Rigby complains that large local projects, such as Heritage Lottery schemes, tend to go to architects from Manchester or London. “When you get to a certain scale of work, people think you have to go to a big-name City practice. That’s a real shame; we’d like the chance to do those projects.” Her specialist experience can also work against her: “There’s a view that if you do conservation, you can’t design.”

She is calling on the RIBA to do more. “Small firms find it hard to promote their work, because it’s disproportionately expensive and time-consuming,” she says. “I’d like to see RIBA help raise the profile of architects locally. There are lots of little gems out there, but they aren’t brought to people’s notice.”

Model three One big family

Based in the historic market town of Winchester, Architecture PLB is a medium-sized practice with work ranging from £500,000 to £37m in value.

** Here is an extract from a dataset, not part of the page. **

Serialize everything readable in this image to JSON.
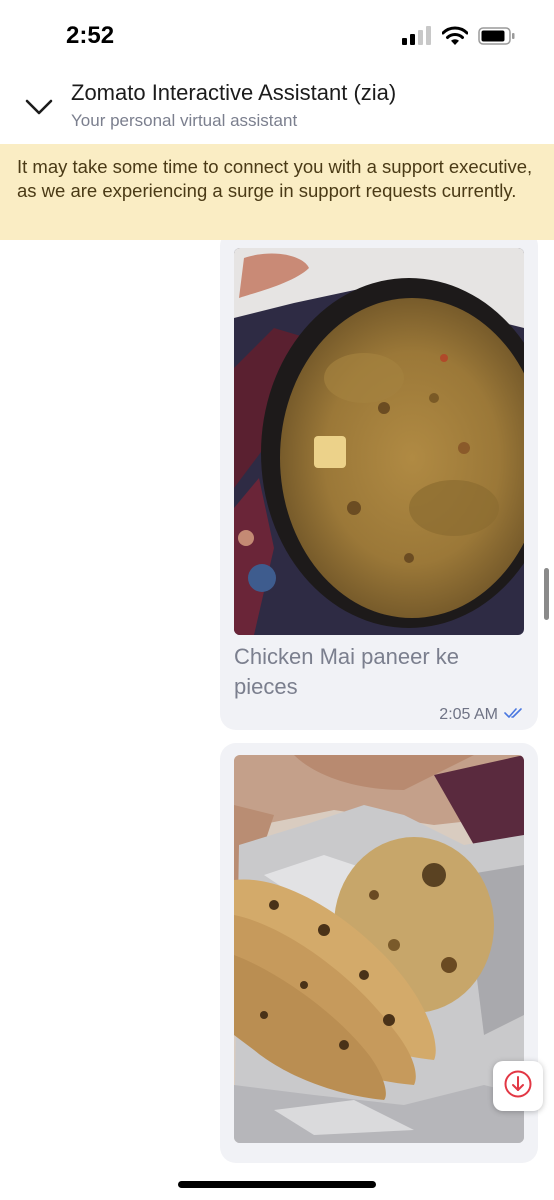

As the only firm whose PFI schools work has been praised by CABE, education projects should make up a large proportion of its business. But it is struggling – the government’s drive to speed up the delivery of the PFI by bundling smaller projects is causing problems. “The bundles have got bigger and that poses serious challenges for us,” says director John Waldron. “Very few architects have the capacity to take this on alone. We feel the way forward is in forming alliances with other architects and major contractors, and working as a team. To survive, we have to be prepared to team up more.”

The PFI has led the firm to work more closely with contractors, and to gain an understanding of lifetime costing and sustainability. “It pays to be more co-operative than confrontational,” director Andrew Lowe says. “You’re not on the other side of the table any more; you’ve got to work as a team. We’ve learned a lot from contractors, which has fed into our work. We’ve undergone a culture change.”

Despite the PFI wobble, Architecture PLB is growing rapidly – by September it expects to expand from 20 architects to about 30. Its work spans the south of England from Oxford to Brighton; in particular, there’s a wide swathe of regeneration taking place along the South Coast from which Architecture PLB is benefiting.

The practice’s ongoing work includes a residential scheme in Poole’s new marina development, and a school for foreign students in Brighton’s New England quarter. A student housing scheme in Portsmouth is due to be completed in August, and another in Bournemouth goes on site in the New Year. Their sensitive design for the Ineos Capital office building in the New Forest has just won a RIBA award, and they’re working on a residential block for Winchester College. They’ve also branched out abroad, with a building for Barcelona’s University of Catalonia and several projects in the Channel Islands.

Case studies by Kate Allen

Architects in crisis